In case you’re wondering what the NFA does, lemme tell you that this agency is one of the watchdogs of the U.S. financial industry, along with the Commodity Futures Trading Commission (CFTC). You can read all about ’em in our School of Pipsology lesson on Forex Industry Regulators.
In one of my blog posts earlier this month, I’ve shared with y’all that forex broker FXCM suffered a massive security breach involving unauthorized access to customer information, leading to a small number of wire transfers from some accounts. Later on, OANDA suffered major technical problems that prevented customers from accessing their accounts for hours, spurring speculations that another hack has taken place.
More recently, forex broker ActivTrades was also targeted by hackers who may have obtained information such as names, email addresses, and trading account numbers. However, ActivTrades promptly assured its clients that the matter has been dealt with and that account security hasn’t been compromised.

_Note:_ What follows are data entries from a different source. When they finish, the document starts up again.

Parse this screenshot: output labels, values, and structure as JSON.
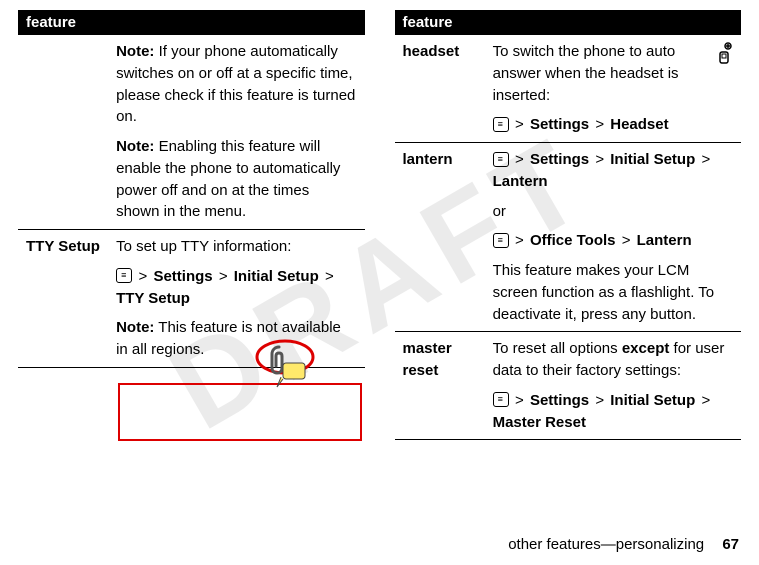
{
  "watermark": "DRAFT",
  "left": {
    "header": "feature",
    "row1": {
      "feat": "",
      "p1_label": "Note:",
      "p1_text": " If your phone automatically switches on or off at a specific time, please check if this feature is turned on.",
      "p2_label": "Note:",
      "p2_text": " Enabling this feature will enable the phone to automatically power off and on at the times shown in the menu."
    },
    "row2": {
      "feat": "TTY Setup",
      "p1": "To set up TTY information:",
      "path1_a": "Settings",
      "path1_b": "Initial Setup",
      "path1_c": "TTY Setup",
      "note_label": "Note:",
      "note_text": " This feature is not available in all regions."
    }
  },
  "right": {
    "header": "feature",
    "row1": {
      "feat": "headset",
      "p1": "To switch the phone to auto answer when the headset is inserted:",
      "path_a": "Settings",
      "path_b": "Headset"
    },
    "row2": {
      "feat": "lantern",
      "path1_a": "Settings",
      "path1_b": "Initial Setup",
      "path1_c": "Lantern",
      "or": "or",
      "path2_a": "Office Tools",
      "path2_b": "Lantern",
      "desc": "This feature makes your LCM screen function as a flashlight. To deactivate it, press any button."
    },
    "row3": {
      "feat": "master reset",
      "p1a": "To reset all options ",
      "p1b": "except",
      "p1c": " for user data to their factory settings:",
      "path_a": "Settings",
      "path_b": "Initial Setup",
      "path_c": "Master Reset"
    }
  },
  "footer": {
    "text": "other features—personalizing",
    "page": "67"
  },
  "gt": ">",
  "menukey": "≡"
}
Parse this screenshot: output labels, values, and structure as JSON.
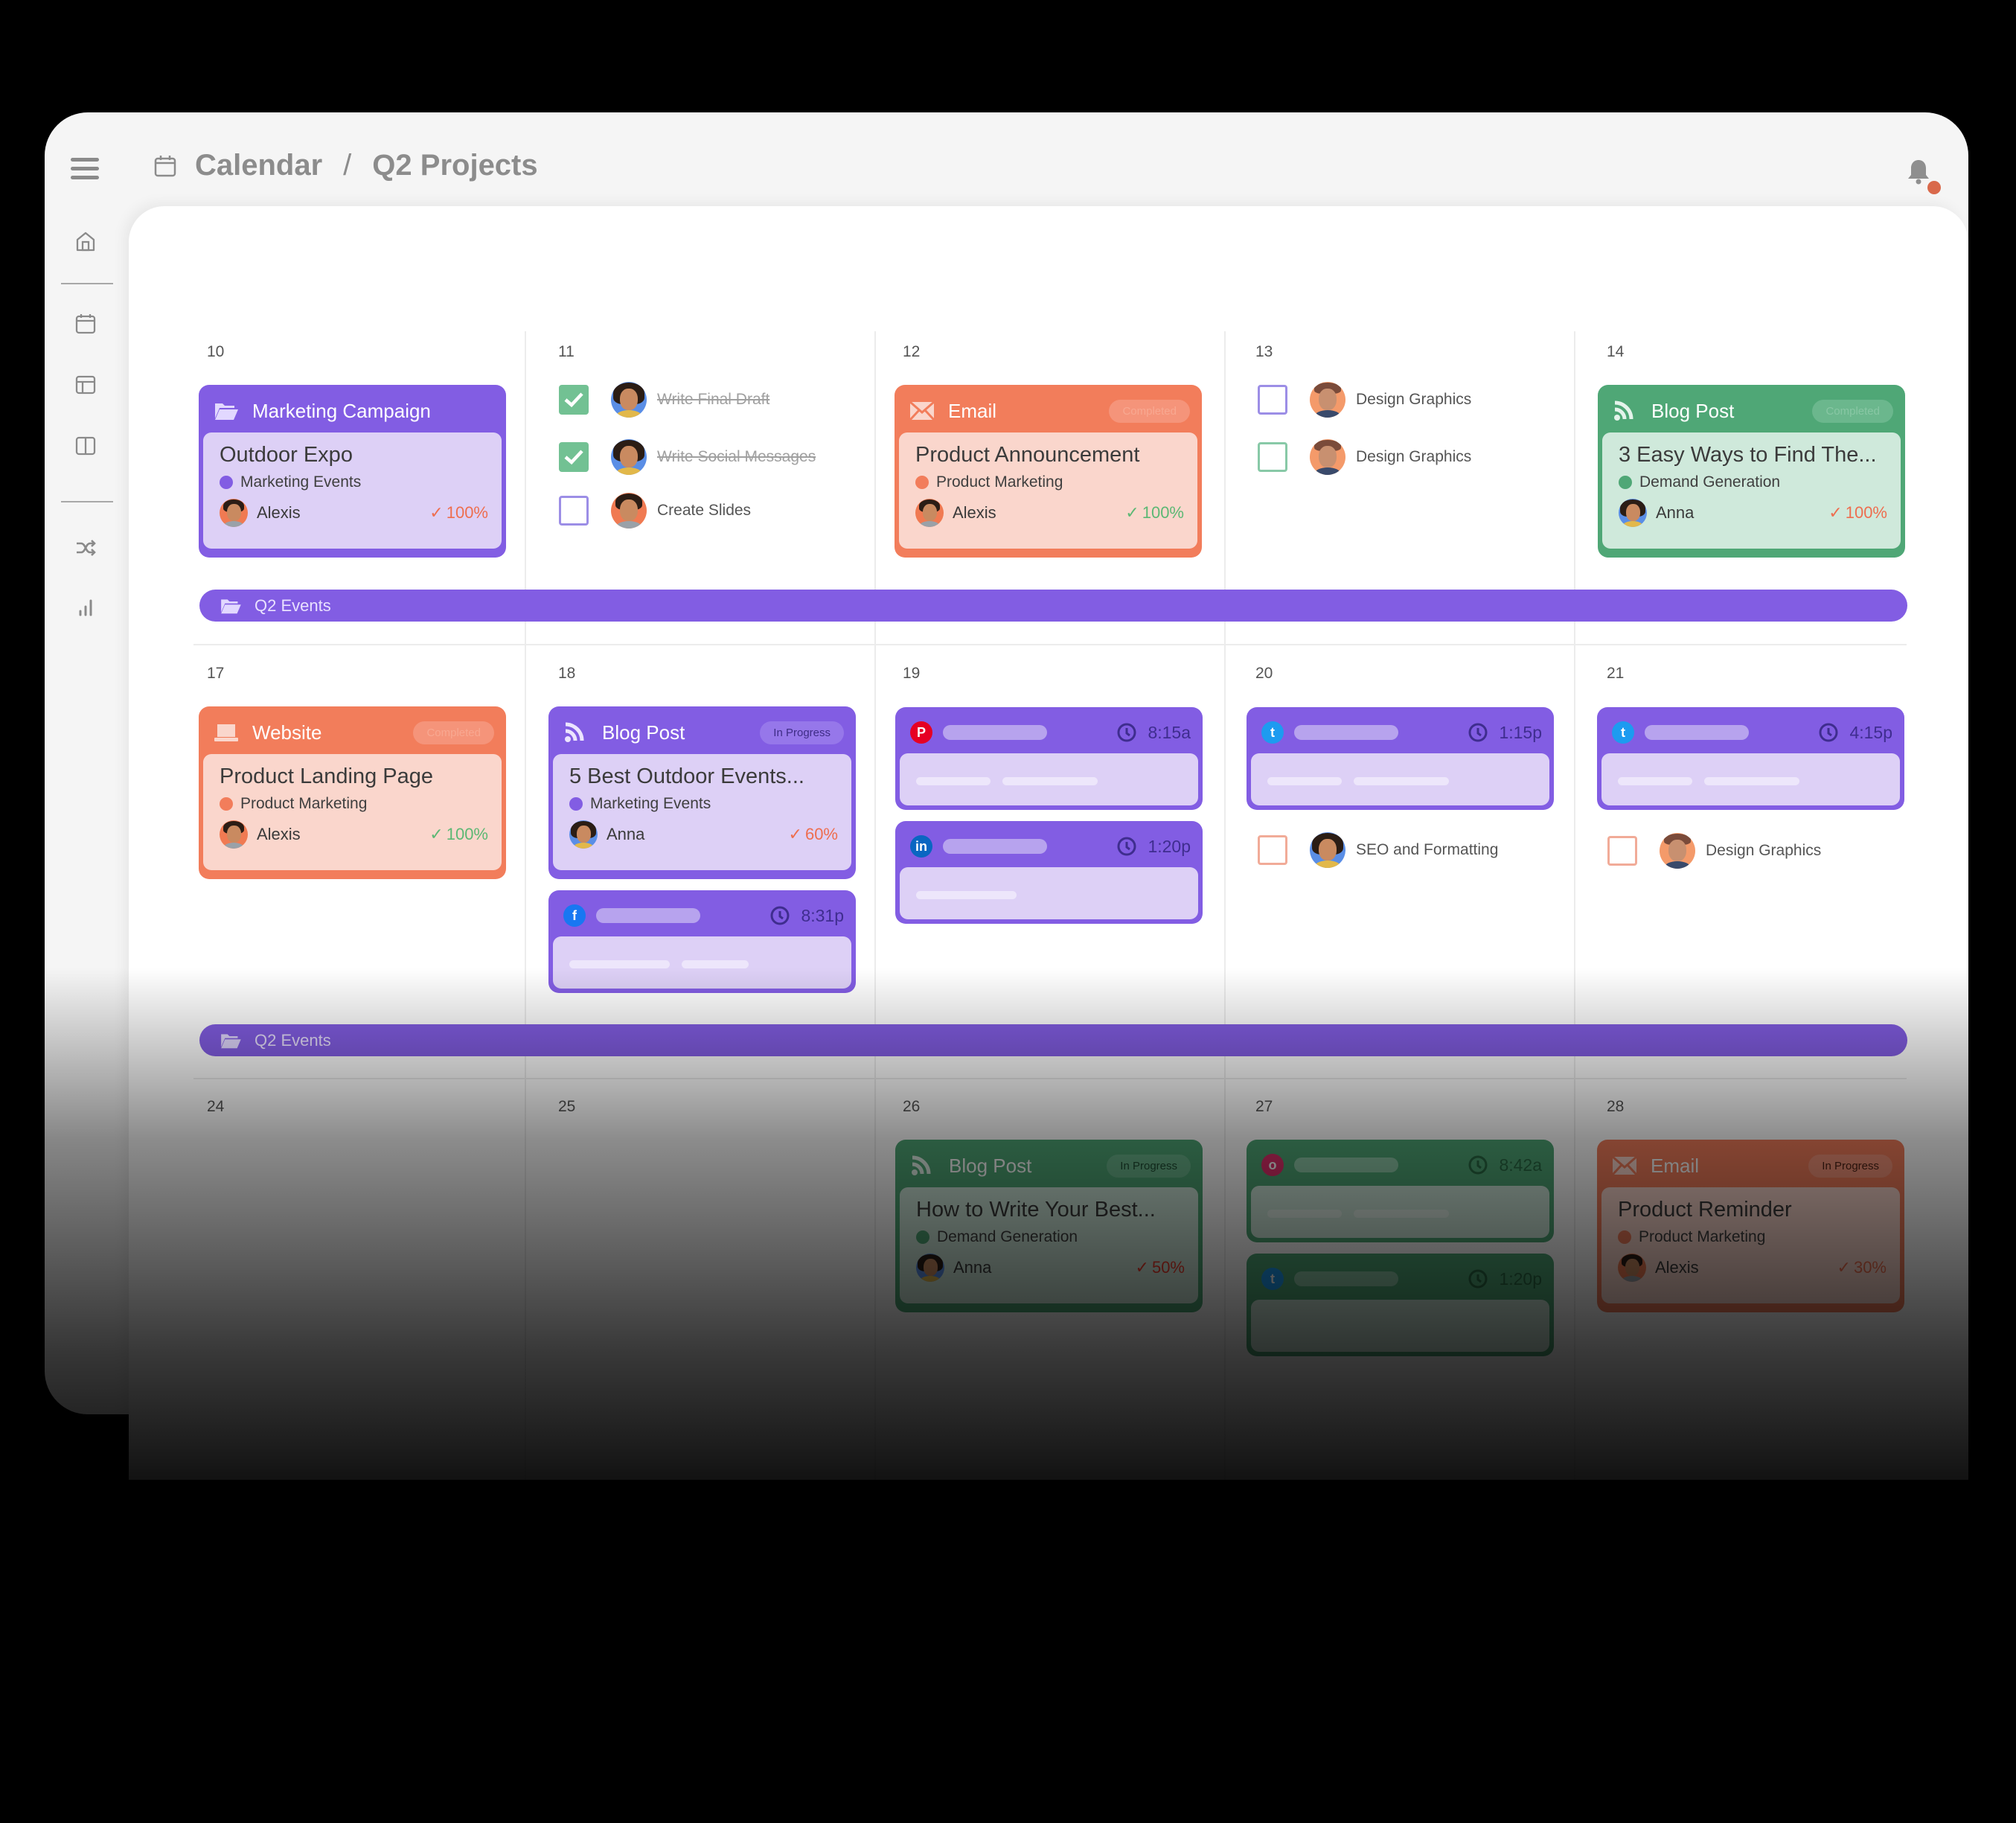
{
  "header": {
    "menu_icon": "hamburger-menu-icon",
    "breadcrumb": {
      "icon": "calendar-icon",
      "root": "Calendar",
      "separator": "/",
      "current": "Q2 Projects"
    },
    "notification_icon": "bell-icon",
    "notification_dot_color": "#d9694b"
  },
  "sidebar": {
    "items": [
      {
        "icon": "home-icon"
      },
      {
        "icon": "calendar-icon"
      },
      {
        "icon": "layout-icon"
      },
      {
        "icon": "columns-icon"
      },
      {
        "icon": "shuffle-icon"
      },
      {
        "icon": "bar-chart-icon"
      }
    ]
  },
  "colors": {
    "purple": "#825de3",
    "orange": "#f27d5b",
    "green": "#4fa776",
    "check_green": "#72c193",
    "pct_green": "#5cb874",
    "pct_orange": "#ee6e4f"
  },
  "calendar": {
    "weeks": [
      {
        "days": [
          "10",
          "11",
          "12",
          "13",
          "14"
        ],
        "banner": {
          "label": "Q2 Events",
          "icon": "folder-open-icon"
        }
      },
      {
        "days": [
          "17",
          "18",
          "19",
          "20",
          "21"
        ],
        "banner": {
          "label": "Q2 Events",
          "icon": "folder-open-icon"
        }
      },
      {
        "days": [
          "24",
          "25",
          "26",
          "27",
          "28"
        ]
      }
    ],
    "cards": {
      "d10": {
        "type": "Marketing Campaign",
        "icon": "folder-open-icon",
        "title": "Outdoor Expo",
        "tag": "Marketing Events",
        "assignee": "Alexis",
        "progress": "100%"
      },
      "d12": {
        "type": "Email",
        "icon": "envelope-icon",
        "status": "Completed",
        "title": "Product Announcement",
        "tag": "Product Marketing",
        "assignee": "Alexis",
        "progress": "100%"
      },
      "d14": {
        "type": "Blog Post",
        "icon": "rss-icon",
        "status": "Completed",
        "title": "3 Easy Ways to Find The...",
        "tag": "Demand Generation",
        "assignee": "Anna",
        "progress": "100%"
      },
      "d17": {
        "type": "Website",
        "icon": "laptop-icon",
        "status": "Completed",
        "title": "Product Landing Page",
        "tag": "Product Marketing",
        "assignee": "Alexis",
        "progress": "100%"
      },
      "d18": {
        "type": "Blog Post",
        "icon": "rss-icon",
        "status": "In Progress",
        "title": "5 Best Outdoor Events...",
        "tag": "Marketing Events",
        "assignee": "Anna",
        "progress": "60%"
      },
      "d26": {
        "type": "Blog Post",
        "icon": "rss-icon",
        "status": "In Progress",
        "title": "How to Write Your Best...",
        "tag": "Demand Generation",
        "assignee": "Anna",
        "progress": "50%"
      },
      "d28": {
        "type": "Email",
        "icon": "envelope-icon",
        "status": "In Progress",
        "title": "Product Reminder",
        "tag": "Product Marketing",
        "assignee": "Alexis",
        "progress": "30%"
      }
    },
    "social_posts": {
      "d18": {
        "network": "facebook",
        "glyph": "f",
        "time": "8:31p"
      },
      "d19a": {
        "network": "pinterest",
        "glyph": "P",
        "time": "8:15a"
      },
      "d19b": {
        "network": "linkedin",
        "glyph": "in",
        "time": "1:20p"
      },
      "d20": {
        "network": "twitter",
        "glyph": "t",
        "time": "1:15p"
      },
      "d21": {
        "network": "twitter",
        "glyph": "t",
        "time": "4:15p"
      },
      "d27a": {
        "network": "instagram",
        "glyph": "o",
        "time": "8:42a"
      },
      "d27b": {
        "network": "twitter",
        "glyph": "t",
        "time": "1:20p"
      }
    },
    "tasks": {
      "d11": [
        {
          "label": "Write Final Draft",
          "done": true
        },
        {
          "label": "Write Social Messages",
          "done": true
        },
        {
          "label": "Create Slides",
          "done": false
        }
      ],
      "d13": [
        {
          "label": "Design Graphics",
          "done": false
        },
        {
          "label": "Design Graphics",
          "done": false
        }
      ],
      "d20": [
        {
          "label": "SEO and Formatting",
          "done": false
        }
      ],
      "d21": [
        {
          "label": "Design Graphics",
          "done": false
        }
      ]
    }
  }
}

Earlier this week, Australian retail forex broker AxiTrader experienced an outage that lasted for several hours, making clients unable to login to their MT4 accounts or even contact the company directly. According to the company’s statement, this was just a glitch associated with Microsoft Azure services undergoing downtime in the region and that there were no issues regarding funding or withdrawal then.

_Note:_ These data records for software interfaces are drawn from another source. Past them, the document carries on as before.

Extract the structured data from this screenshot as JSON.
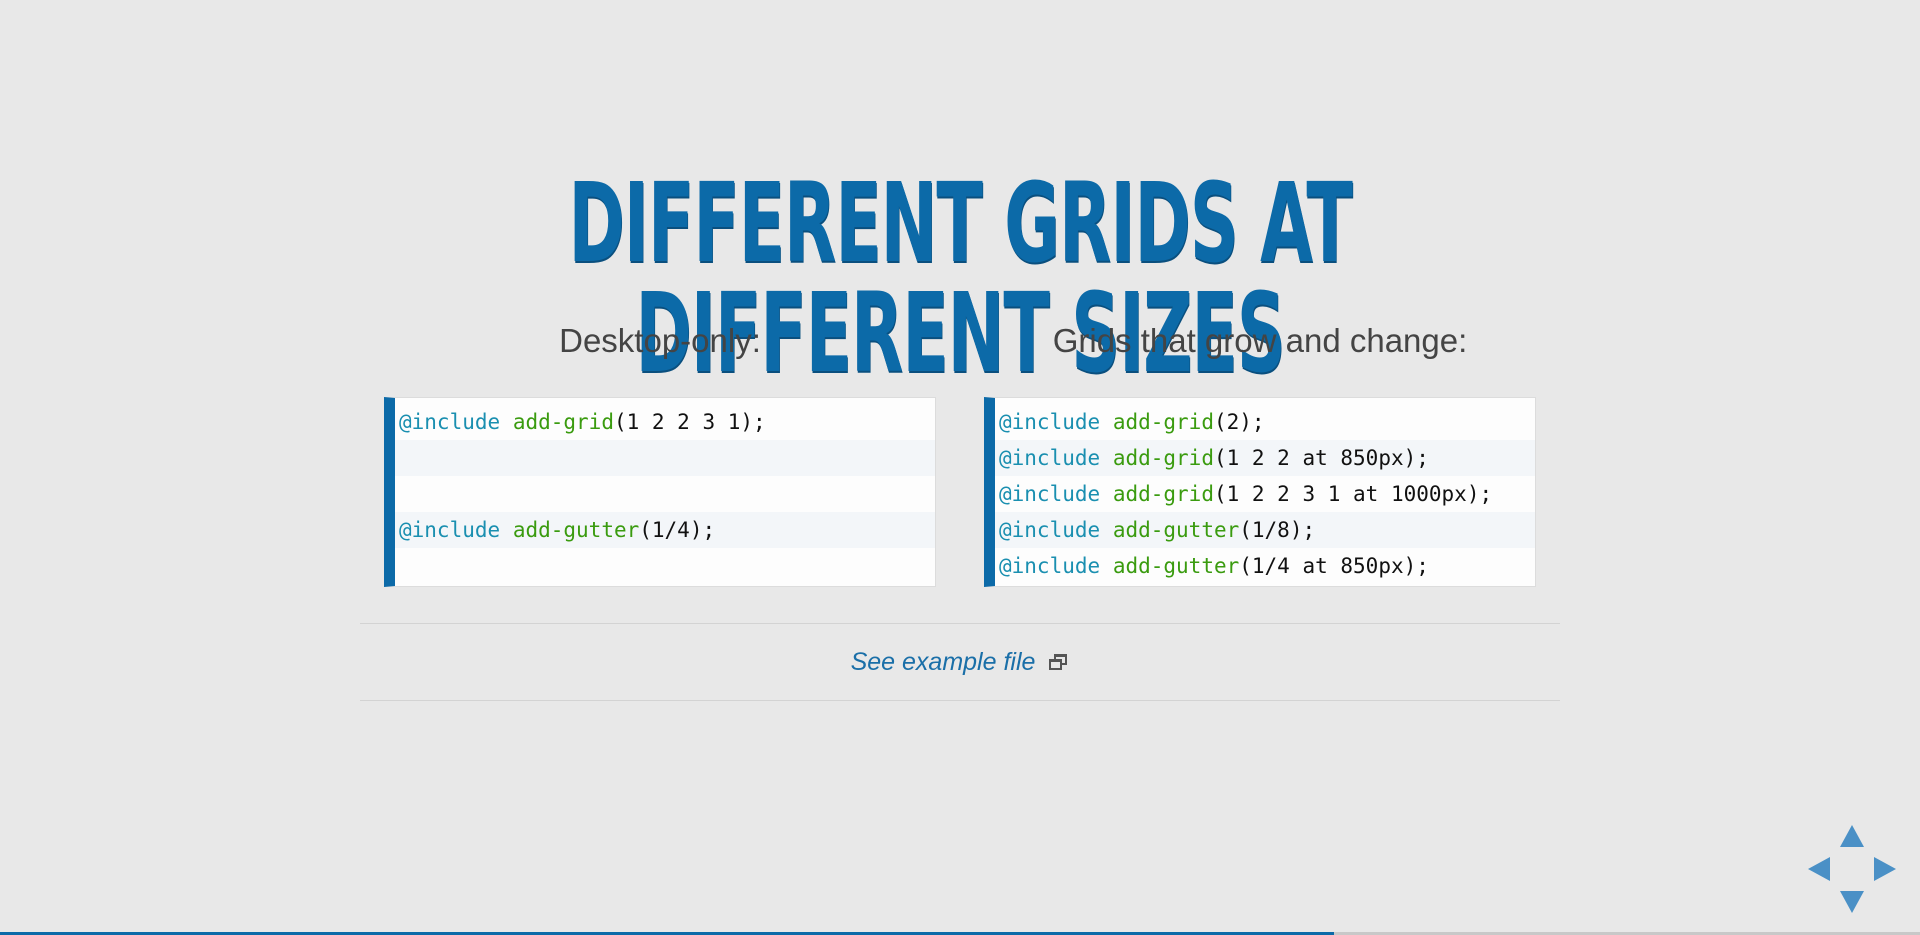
{
  "slide": {
    "title": "Different grids at different sizes",
    "left": {
      "heading": "Desktop-only:",
      "lines": [
        {
          "kw": "@include",
          "fn": "add-grid",
          "args": "(1 2 2 3 1);"
        },
        {
          "kw": "",
          "fn": "",
          "args": ""
        },
        {
          "kw": "",
          "fn": "",
          "args": ""
        },
        {
          "kw": "@include",
          "fn": "add-gutter",
          "args": "(1/4);"
        },
        {
          "kw": "",
          "fn": "",
          "args": ""
        }
      ]
    },
    "right": {
      "heading": "Grids that grow and change:",
      "lines": [
        {
          "kw": "@include",
          "fn": "add-grid",
          "args": "(2);"
        },
        {
          "kw": "@include",
          "fn": "add-grid",
          "args": "(1 2 2 at 850px);"
        },
        {
          "kw": "@include",
          "fn": "add-grid",
          "args": "(1 2 2 3 1 at 1000px);"
        },
        {
          "kw": "@include",
          "fn": "add-gutter",
          "args": "(1/8);"
        },
        {
          "kw": "@include",
          "fn": "add-gutter",
          "args": "(1/4 at 850px);"
        }
      ]
    },
    "example_link": "See example file",
    "external_icon": "external-window-icon"
  },
  "navigation": {
    "up": "arrow-up-icon",
    "down": "arrow-down-icon",
    "left": "arrow-left-icon",
    "right": "arrow-right-icon"
  },
  "progress": {
    "fraction": 0.695
  },
  "colors": {
    "accent": "#0c6aa8",
    "keyword": "#1a8fb0",
    "function": "#3a9b0f",
    "nav_arrow": "#4a90c6",
    "background": "#e8e8e8"
  }
}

Even though forex brokers appear quite capable of handling these incidents themselves and have assured customers that they are able to stay on top of the situation, the NFA saw fit to impose additional compliance rules in order to protect customers. These requirements have already been approved by the CFTC and are set to take effect by March 1, 2016:
- NFA members or accredited brokers must adopt and enforce written policies and procedures to secure customer data and access to their electronic systems.
- Each member should have an information systems security program (ISSP) in place, containing security and risk analysis, description of the safeguards against identified system threats and vulnerabilities, and processes to evaluate and appropriate measures to take in the event of a security breach.
- The ISSP must be approved within member firms by an executive-level official and should be reviewed at least once a year.
- Employees of these member firms should undergo cybersecurity education and training.
In addition, the NFA also provided some examples of how to go about these ISSP procedures, such as including identity and access controls, outlining risks posed by third-party service providers, and requiring complex passwords that are changed periodically among many others.
Of course retail traders like you and I also have to be extra vigilant when it comes to fraudulent attempts by hackers to access sensitive information and possibly steal our hard-earned funds. Here’s what you can do when your forex broker gets hacked.
What’s your take on these cybersecurity safeguards announced by the NFA? Will they be enough to shield U.S. forex brokers from hacking attacks and give their clients peace of mind? Don’t be shy to share your thoughts in our comments section!